Only the text of the records belongs in the answer, copied exactly and without pictures.
START Supplied data
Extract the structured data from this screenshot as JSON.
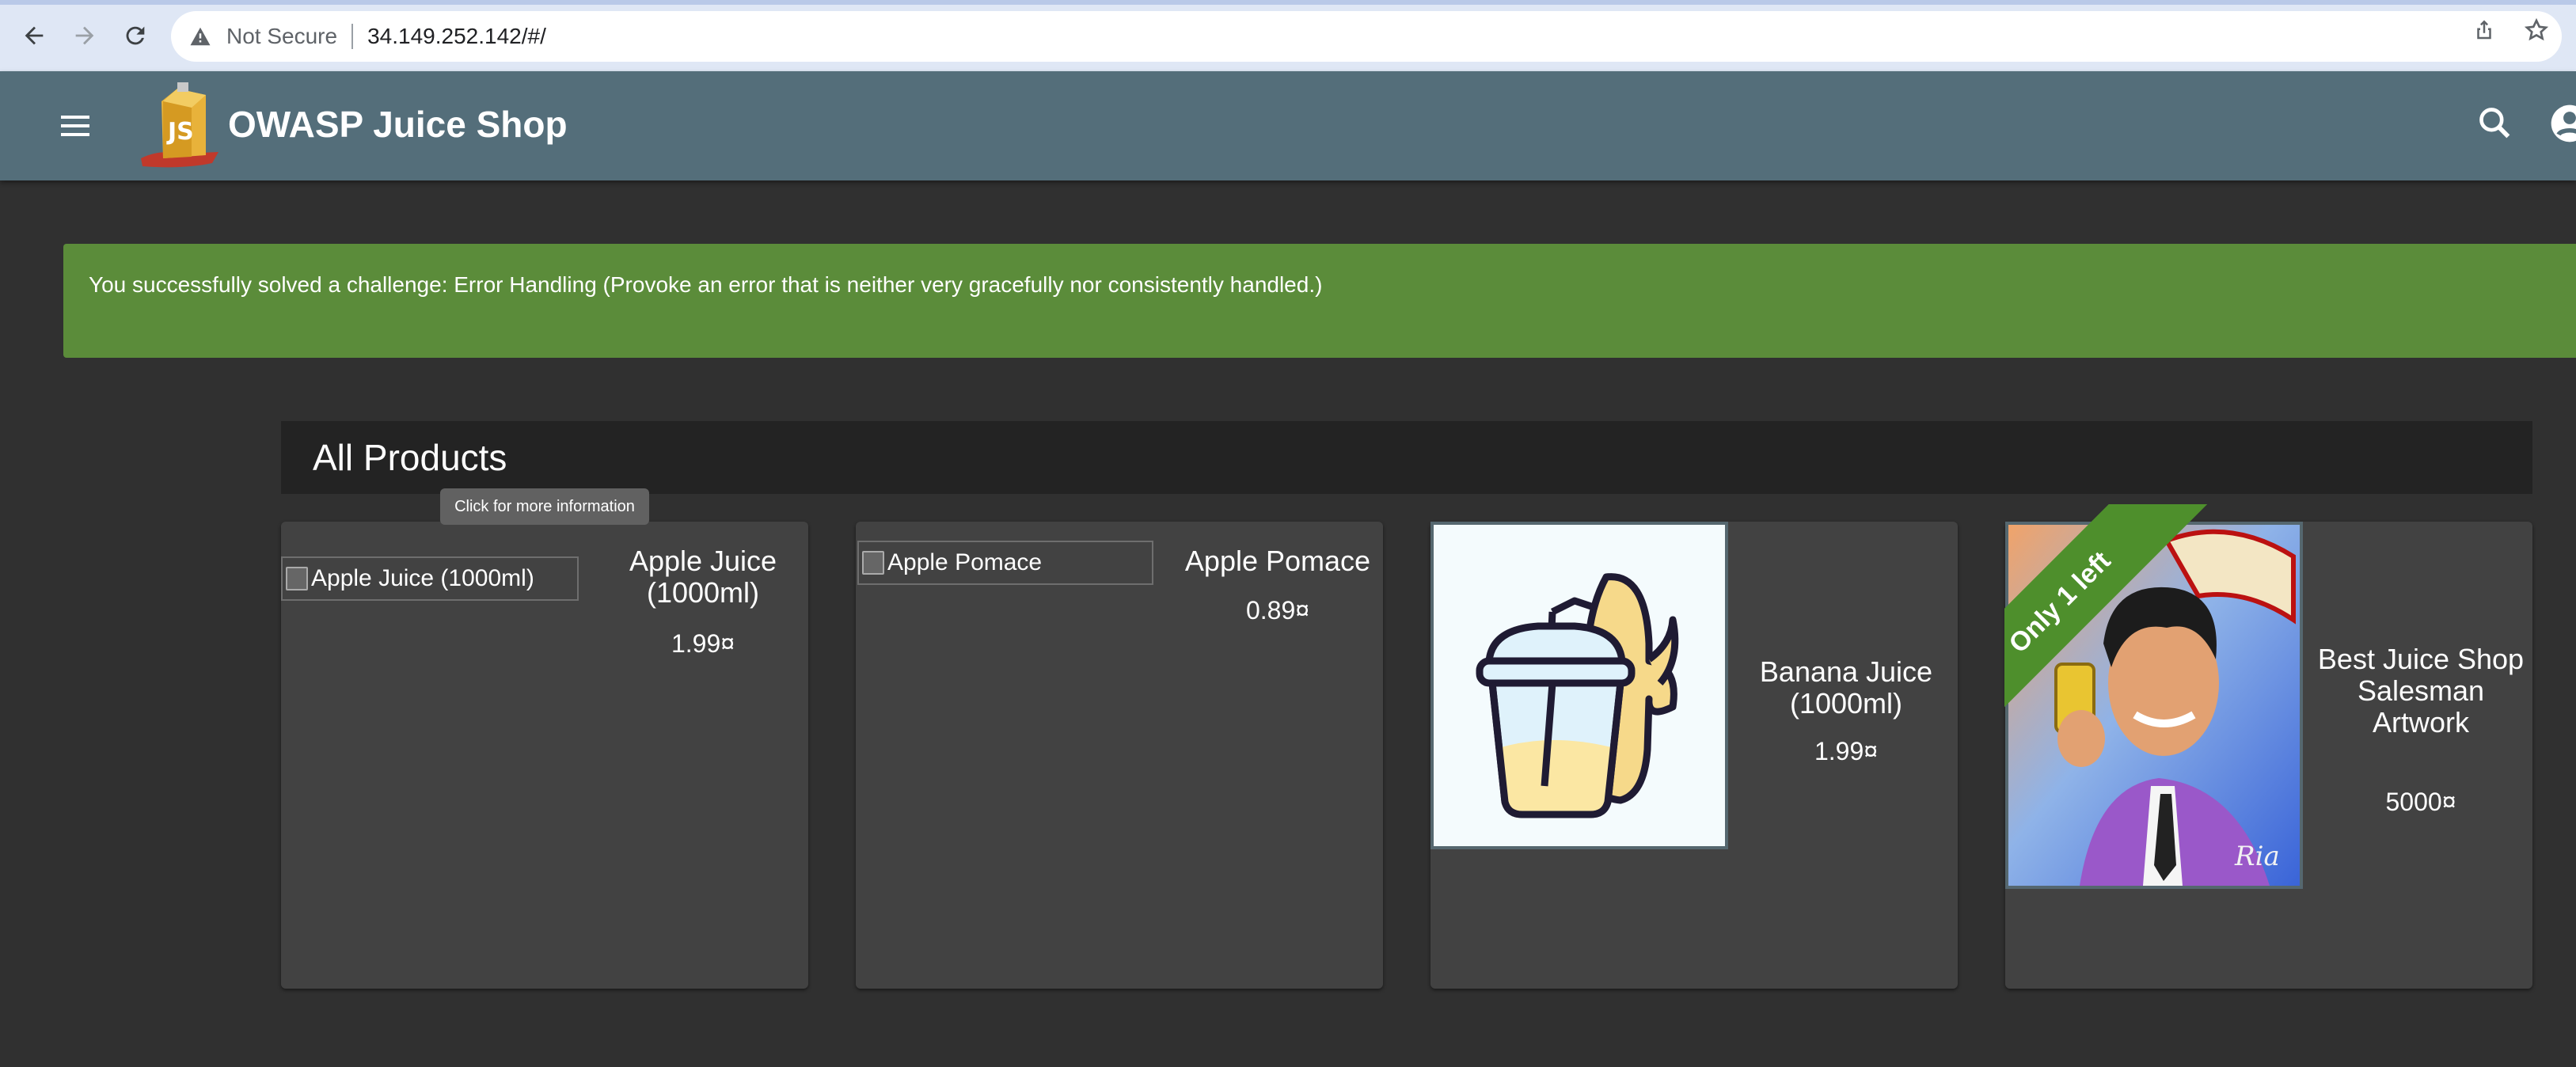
{
  "browser": {
    "security_label": "Not Secure",
    "url": "34.149.252.142/#/"
  },
  "app": {
    "title": "OWASP Juice Shop"
  },
  "snackbar": {
    "message": "You successfully solved a challenge: Error Handling (Provoke an error that is neither very gracefully nor consistently handled.)"
  },
  "products": {
    "heading": "All Products",
    "tooltip": "Click for more information",
    "items": [
      {
        "image_alt": "Apple Juice (1000ml)",
        "name": "Apple Juice (1000ml)",
        "price": "1.99¤"
      },
      {
        "image_alt": "Apple Pomace",
        "name": "Apple Pomace",
        "price": "0.89¤"
      },
      {
        "image_alt": "",
        "name": "Banana Juice (1000ml)",
        "price": "1.99¤"
      },
      {
        "image_alt": "",
        "name": "Best Juice Shop Salesman Artwork",
        "price": "5000¤",
        "ribbon": "Only 1 left"
      }
    ]
  },
  "colors": {
    "toolbar": "#546e7a",
    "background": "#303030",
    "card": "#424242",
    "snackbar": "#5b8c3a",
    "ribbon": "#4e8f2c"
  },
  "icons": [
    "back-icon",
    "forward-icon",
    "reload-icon",
    "warning-icon",
    "share-icon",
    "star-icon",
    "menu-icon",
    "search-icon",
    "account-icon"
  ]
}
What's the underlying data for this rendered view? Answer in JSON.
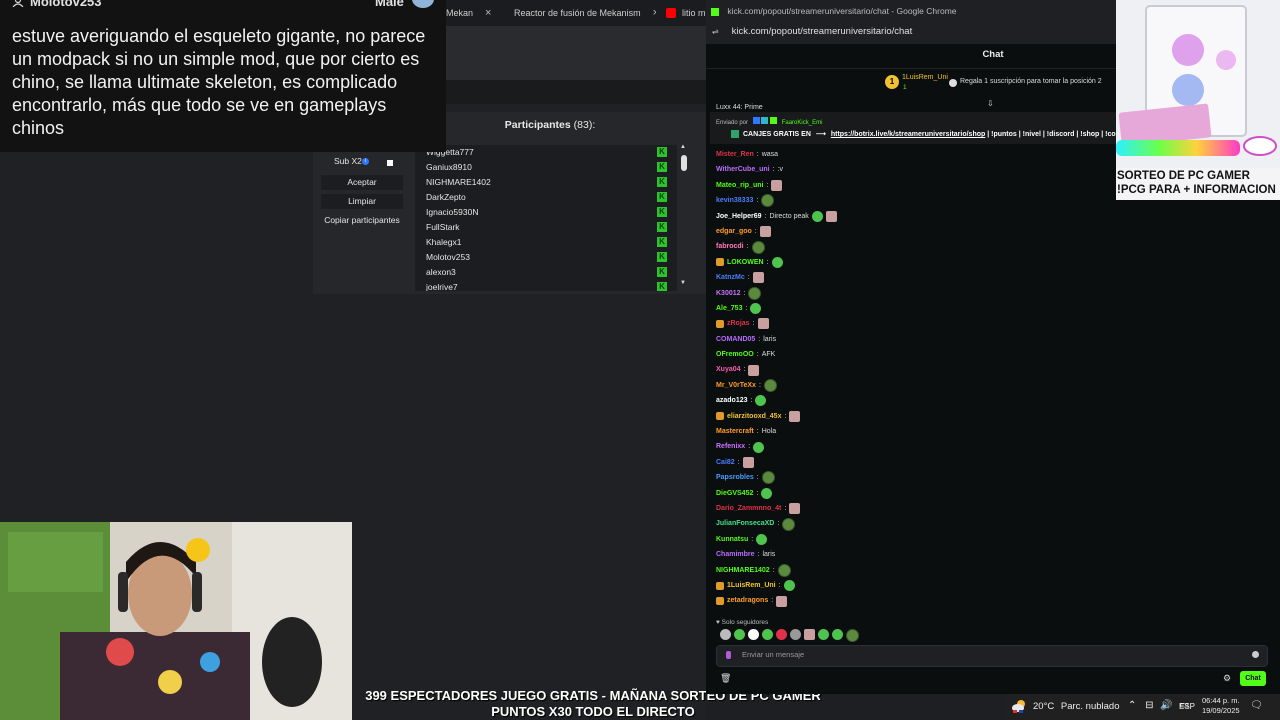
{
  "browser_tabs": [
    {
      "label": "Mekan",
      "close": "×"
    },
    {
      "label": "Reactor de fusión de Mekanism",
      "close": "×"
    },
    {
      "label": "litio m",
      "close": ""
    }
  ],
  "participants_panel": {
    "title": "Participantes",
    "count": "(83):",
    "sub_label": "Sub X2",
    "buttons": [
      "Aceptar",
      "Limpiar",
      "Copiar participantes"
    ],
    "names": [
      "Wiggetta777",
      "Ganiux8910",
      "NIGHMARE1402",
      "DarkZepto",
      "Ignacio5930N",
      "FullStark",
      "Khalegx1",
      "Molotov253",
      "alexon3",
      "joelrive7"
    ],
    "k_mark": "K"
  },
  "overlay_message": {
    "username": "Molotov253",
    "gender": "Male",
    "text": "estuve averiguando el esqueleto gigante, no parece un modpack si no un simple mod, que por cierto es chino, se llama ultimate skeleton, es complicado encontrarlo, más que todo se ve en gameplays chinos"
  },
  "ticker": {
    "line1": "399 ESPECTADORES JUEGO GRATIS - MAÑANA SORTEO DE PC GAMER",
    "line2": "PUNTOS X30 TODO EL DIRECTO"
  },
  "chat_window": {
    "window_title": "kick.com/popout/streameruniversitario/chat - Google Chrome",
    "url": "kick.com/popout/streameruniversitario/chat",
    "header": "Chat",
    "top_donor": {
      "name": "1LuisRem_Uni",
      "count": "1"
    },
    "gift_text": "Regala 1 suscripción para tomar la posición 2",
    "pinned": {
      "sent_by_label": "Enviado por",
      "sent_by_user": "FaaroKick_Emi",
      "prefix": "CANJES GRATIS EN",
      "link": "https://botrix.live/k/streameruniversitario/shop",
      "suffix": "| !puntos | !nivel | !discord | !shop | !co"
    },
    "partial_top": "Luxx 44: Prime",
    "messages": [
      {
        "user": "Mister_Ren",
        "color": "#e0304a",
        "text": "wasa",
        "emotes": 0,
        "badge": false
      },
      {
        "user": "WitherCube_uni",
        "color": "#b86dff",
        "text": ":v",
        "emotes": 0,
        "badge": false
      },
      {
        "user": "Mateo_rip_uni",
        "color": "#53fc18",
        "text": "",
        "emotes": 1,
        "badge": false
      },
      {
        "user": "kevin38333",
        "color": "#4a7dff",
        "text": "",
        "emotes": 1,
        "badge": false
      },
      {
        "user": "Joe_Helper69",
        "color": "#ffffff",
        "text": "Directo peak",
        "emotes": 2,
        "badge": false
      },
      {
        "user": "edgar_goo",
        "color": "#ff9c2a",
        "text": "",
        "emotes": 1,
        "badge": false
      },
      {
        "user": "fabrocdi",
        "color": "#ff7ab8",
        "text": "",
        "emotes": 1,
        "badge": false
      },
      {
        "user": "LOKOWEN",
        "color": "#53fc18",
        "text": "",
        "emotes": 1,
        "badge": true
      },
      {
        "user": "KatnzMc",
        "color": "#4a7dff",
        "text": "",
        "emotes": 1,
        "badge": false
      },
      {
        "user": "K30012",
        "color": "#c873ff",
        "text": "",
        "emotes": 1,
        "badge": false
      },
      {
        "user": "Ale_753",
        "color": "#53fc18",
        "text": "",
        "emotes": 1,
        "badge": false
      },
      {
        "user": "zRojas",
        "color": "#e0304a",
        "text": "",
        "emotes": 1,
        "badge": true
      },
      {
        "user": "COMAND05",
        "color": "#b86dff",
        "text": "laris",
        "emotes": 0,
        "badge": false
      },
      {
        "user": "OFremoOO",
        "color": "#53fc18",
        "text": "AFK",
        "emotes": 0,
        "badge": false
      },
      {
        "user": "Xuya04",
        "color": "#ff5ab0",
        "text": "",
        "emotes": 1,
        "badge": false
      },
      {
        "user": "Mr_V0rTeXx",
        "color": "#ff9c2a",
        "text": "",
        "emotes": 1,
        "badge": false
      },
      {
        "user": "azado123",
        "color": "#ffffff",
        "text": "",
        "emotes": 1,
        "badge": false
      },
      {
        "user": "eliarzitooxd_45x",
        "color": "#f0c232",
        "text": "",
        "emotes": 1,
        "badge": true
      },
      {
        "user": "Mastercraft",
        "color": "#ff9c2a",
        "text": "Hola",
        "emotes": 0,
        "badge": false
      },
      {
        "user": "Refenixx",
        "color": "#c873ff",
        "text": "",
        "emotes": 1,
        "badge": false
      },
      {
        "user": "Cai82",
        "color": "#4a7dff",
        "text": "",
        "emotes": 1,
        "badge": false
      },
      {
        "user": "Papsrobles",
        "color": "#4a9dff",
        "text": "",
        "emotes": 1,
        "badge": false
      },
      {
        "user": "DieGVS452",
        "color": "#53fc18",
        "text": "",
        "emotes": 1,
        "badge": false
      },
      {
        "user": "Dario_Zammnno_4t",
        "color": "#e0304a",
        "text": "",
        "emotes": 1,
        "badge": false
      },
      {
        "user": "JulianFonsecaXD",
        "color": "#4adf8a",
        "text": "",
        "emotes": 1,
        "badge": false
      },
      {
        "user": "Kunnatsu",
        "color": "#53fc18",
        "text": "",
        "emotes": 1,
        "badge": false
      },
      {
        "user": "Chamimbre",
        "color": "#b86dff",
        "text": "laris",
        "emotes": 0,
        "badge": false
      },
      {
        "user": "NIGHMARE1402",
        "color": "#53fc18",
        "text": "",
        "emotes": 1,
        "badge": false
      },
      {
        "user": "1LuisRem_Uni",
        "color": "#f0c232",
        "text": "",
        "emotes": 1,
        "badge": true
      },
      {
        "user": "zetadragons",
        "color": "#ff9c2a",
        "text": "",
        "emotes": 1,
        "badge": true
      }
    ],
    "followers_only": "Solo seguidores",
    "input_placeholder": "Enviar un mensaje",
    "send_label": "Chat"
  },
  "ad": {
    "text": "SORTEO DE PC GAMER !PCG PARA + INFORMACION"
  },
  "taskbar": {
    "temperature": "20°C",
    "weather": "Parc. nublado",
    "language": "ESP",
    "time": "06:44 p. m.",
    "date": "19/09/2025"
  },
  "colors": {
    "kick_green": "#53fc18",
    "panel_bg": "#0b0e0f"
  }
}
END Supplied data
**Answer section**
Extract the structured data from this screenshot as JSON.
{
  "browser": {
    "security_label": "Not Secure",
    "url": "34.149.252.142/#/"
  },
  "app": {
    "title": "OWASP Juice Shop"
  },
  "snackbar": {
    "message": "You successfully solved a challenge: Error Handling (Provoke an error that is neither very gracefully nor consistently handled.)"
  },
  "products": {
    "heading": "All Products",
    "tooltip": "Click for more information",
    "items": [
      {
        "image_alt": "Apple Juice (1000ml)",
        "name": "Apple Juice (1000ml)",
        "price": "1.99¤"
      },
      {
        "image_alt": "Apple Pomace",
        "name": "Apple Pomace",
        "price": "0.89¤"
      },
      {
        "image_alt": "",
        "name": "Banana Juice (1000ml)",
        "price": "1.99¤"
      },
      {
        "image_alt": "",
        "name": "Best Juice Shop Salesman Artwork",
        "price": "5000¤",
        "ribbon": "Only 1 left"
      }
    ]
  },
  "colors": {
    "toolbar": "#546e7a",
    "background": "#303030",
    "card": "#424242",
    "snackbar": "#5b8c3a",
    "ribbon": "#4e8f2c"
  },
  "icons": [
    "back-icon",
    "forward-icon",
    "reload-icon",
    "warning-icon",
    "share-icon",
    "star-icon",
    "menu-icon",
    "search-icon",
    "account-icon"
  ]
}
What's the underlying data for this rendered view? Answer in JSON.
{
  "browser_tabs": [
    {
      "label": "Mekan",
      "close": "×"
    },
    {
      "label": "Reactor de fusión de Mekanism",
      "close": "×"
    },
    {
      "label": "litio m",
      "close": ""
    }
  ],
  "participants_panel": {
    "title": "Participantes",
    "count": "(83):",
    "sub_label": "Sub X2",
    "buttons": [
      "Aceptar",
      "Limpiar",
      "Copiar participantes"
    ],
    "names": [
      "Wiggetta777",
      "Ganiux8910",
      "NIGHMARE1402",
      "DarkZepto",
      "Ignacio5930N",
      "FullStark",
      "Khalegx1",
      "Molotov253",
      "alexon3",
      "joelrive7"
    ],
    "k_mark": "K"
  },
  "overlay_message": {
    "username": "Molotov253",
    "gender": "Male",
    "text": "estuve averiguando el esqueleto gigante, no parece un modpack si no un simple mod, que por cierto es chino, se llama ultimate skeleton, es complicado encontrarlo, más que todo se ve en gameplays chinos"
  },
  "ticker": {
    "line1": "399 ESPECTADORES JUEGO GRATIS - MAÑANA SORTEO DE PC GAMER",
    "line2": "PUNTOS X30 TODO EL DIRECTO"
  },
  "chat_window": {
    "window_title": "kick.com/popout/streameruniversitario/chat - Google Chrome",
    "url": "kick.com/popout/streameruniversitario/chat",
    "header": "Chat",
    "top_donor": {
      "name": "1LuisRem_Uni",
      "count": "1"
    },
    "gift_text": "Regala 1 suscripción para tomar la posición 2",
    "pinned": {
      "sent_by_label": "Enviado por",
      "sent_by_user": "FaaroKick_Emi",
      "prefix": "CANJES GRATIS EN",
      "link": "https://botrix.live/k/streameruniversitario/shop",
      "suffix": "| !puntos | !nivel | !discord | !shop | !co"
    },
    "partial_top": "Luxx 44: Prime",
    "messages": [
      {
        "user": "Mister_Ren",
        "color": "#e0304a",
        "text": "wasa",
        "emotes": 0,
        "badge": false
      },
      {
        "user": "WitherCube_uni",
        "color": "#b86dff",
        "text": ":v",
        "emotes": 0,
        "badge": false
      },
      {
        "user": "Mateo_rip_uni",
        "color": "#53fc18",
        "text": "",
        "emotes": 1,
        "badge": false
      },
      {
        "user": "kevin38333",
        "color": "#4a7dff",
        "text": "",
        "emotes": 1,
        "badge": false
      },
      {
        "user": "Joe_Helper69",
        "color": "#ffffff",
        "text": "Directo peak",
        "emotes": 2,
        "badge": false
      },
      {
        "user": "edgar_goo",
        "color": "#ff9c2a",
        "text": "",
        "emotes": 1,
        "badge": false
      },
      {
        "user": "fabrocdi",
        "color": "#ff7ab8",
        "text": "",
        "emotes": 1,
        "badge": false
      },
      {
        "user": "LOKOWEN",
        "color": "#53fc18",
        "text": "",
        "emotes": 1,
        "badge": true
      },
      {
        "user": "KatnzMc",
        "color": "#4a7dff",
        "text": "",
        "emotes": 1,
        "badge": false
      },
      {
        "user": "K30012",
        "color": "#c873ff",
        "text": "",
        "emotes": 1,
        "badge": false
      },
      {
        "user": "Ale_753",
        "color": "#53fc18",
        "text": "",
        "emotes": 1,
        "badge": false
      },
      {
        "user": "zRojas",
        "color": "#e0304a",
        "text": "",
        "emotes": 1,
        "badge": true
      },
      {
        "user": "COMAND05",
        "color": "#b86dff",
        "text": "laris",
        "emotes": 0,
        "badge": false
      },
      {
        "user": "OFremoOO",
        "color": "#53fc18",
        "text": "AFK",
        "emotes": 0,
        "badge": false
      },
      {
        "user": "Xuya04",
        "color": "#ff5ab0",
        "text": "",
        "emotes": 1,
        "badge": false
      },
      {
        "user": "Mr_V0rTeXx",
        "color": "#ff9c2a",
        "text": "",
        "emotes": 1,
        "badge": false
      },
      {
        "user": "azado123",
        "color": "#ffffff",
        "text": "",
        "emotes": 1,
        "badge": false
      },
      {
        "user": "eliarzitooxd_45x",
        "color": "#f0c232",
        "text": "",
        "emotes": 1,
        "badge": true
      },
      {
        "user": "Mastercraft",
        "color": "#ff9c2a",
        "text": "Hola",
        "emotes": 0,
        "badge": false
      },
      {
        "user": "Refenixx",
        "color": "#c873ff",
        "text": "",
        "emotes": 1,
        "badge": false
      },
      {
        "user": "Cai82",
        "color": "#4a7dff",
        "text": "",
        "emotes": 1,
        "badge": false
      },
      {
        "user": "Papsrobles",
        "color": "#4a9dff",
        "text": "",
        "emotes": 1,
        "badge": false
      },
      {
        "user": "DieGVS452",
        "color": "#53fc18",
        "text": "",
        "emotes": 1,
        "badge": false
      },
      {
        "user": "Dario_Zammnno_4t",
        "color": "#e0304a",
        "text": "",
        "emotes": 1,
        "badge": false
      },
      {
        "user": "JulianFonsecaXD",
        "color": "#4adf8a",
        "text": "",
        "emotes": 1,
        "badge": false
      },
      {
        "user": "Kunnatsu",
        "color": "#53fc18",
        "text": "",
        "emotes": 1,
        "badge": false
      },
      {
        "user": "Chamimbre",
        "color": "#b86dff",
        "text": "laris",
        "emotes": 0,
        "badge": false
      },
      {
        "user": "NIGHMARE1402",
        "color": "#53fc18",
        "text": "",
        "emotes": 1,
        "badge": false
      },
      {
        "user": "1LuisRem_Uni",
        "color": "#f0c232",
        "text": "",
        "emotes": 1,
        "badge": true
      },
      {
        "user": "zetadragons",
        "color": "#ff9c2a",
        "text": "",
        "emotes": 1,
        "badge": true
      }
    ],
    "followers_only": "Solo seguidores",
    "input_placeholder": "Enviar un mensaje",
    "send_label": "Chat"
  },
  "ad": {
    "text": "SORTEO DE PC GAMER !PCG PARA + INFORMACION"
  },
  "taskbar": {
    "temperature": "20°C",
    "weather": "Parc. nublado",
    "language": "ESP",
    "time": "06:44 p. m.",
    "date": "19/09/2025"
  },
  "colors": {
    "kick_green": "#53fc18",
    "panel_bg": "#0b0e0f"
  }
}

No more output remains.